> **TASK REQUIREMENTS**: Copy each line below as written, but skip the pictures.

> **Items from an interface collection**:
▽

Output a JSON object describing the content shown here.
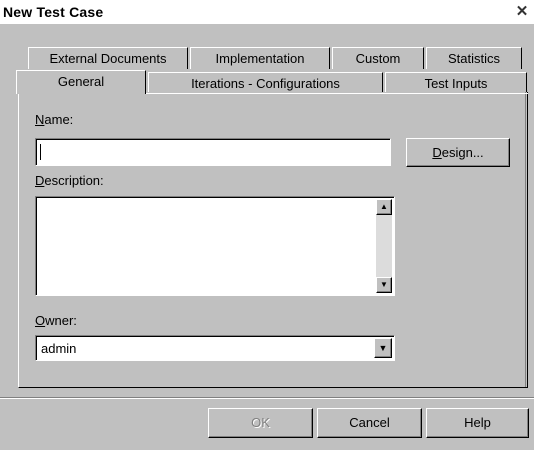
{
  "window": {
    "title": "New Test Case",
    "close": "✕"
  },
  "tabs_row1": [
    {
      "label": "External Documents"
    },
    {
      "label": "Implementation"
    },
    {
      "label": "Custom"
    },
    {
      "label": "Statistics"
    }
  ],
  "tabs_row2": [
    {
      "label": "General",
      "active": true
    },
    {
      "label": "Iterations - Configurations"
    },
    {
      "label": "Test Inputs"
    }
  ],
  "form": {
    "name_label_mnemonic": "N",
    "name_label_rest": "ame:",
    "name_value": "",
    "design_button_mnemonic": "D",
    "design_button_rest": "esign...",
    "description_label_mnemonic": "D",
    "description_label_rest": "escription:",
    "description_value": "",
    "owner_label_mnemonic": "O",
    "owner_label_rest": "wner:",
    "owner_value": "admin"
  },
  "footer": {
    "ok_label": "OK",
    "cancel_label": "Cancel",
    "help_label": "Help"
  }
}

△

> **EXERCISE RESULT**:
Output a JSON object describing the content shown here.
{
  "window": {
    "title": "New Test Case",
    "close": "✕"
  },
  "tabs_row1": [
    {
      "label": "External Documents"
    },
    {
      "label": "Implementation"
    },
    {
      "label": "Custom"
    },
    {
      "label": "Statistics"
    }
  ],
  "tabs_row2": [
    {
      "label": "General",
      "active": true
    },
    {
      "label": "Iterations - Configurations"
    },
    {
      "label": "Test Inputs"
    }
  ],
  "form": {
    "name_label_mnemonic": "N",
    "name_label_rest": "ame:",
    "name_value": "",
    "design_button_mnemonic": "D",
    "design_button_rest": "esign...",
    "description_label_mnemonic": "D",
    "description_label_rest": "escription:",
    "description_value": "",
    "owner_label_mnemonic": "O",
    "owner_label_rest": "wner:",
    "owner_value": "admin"
  },
  "footer": {
    "ok_label": "OK",
    "cancel_label": "Cancel",
    "help_label": "Help"
  }
}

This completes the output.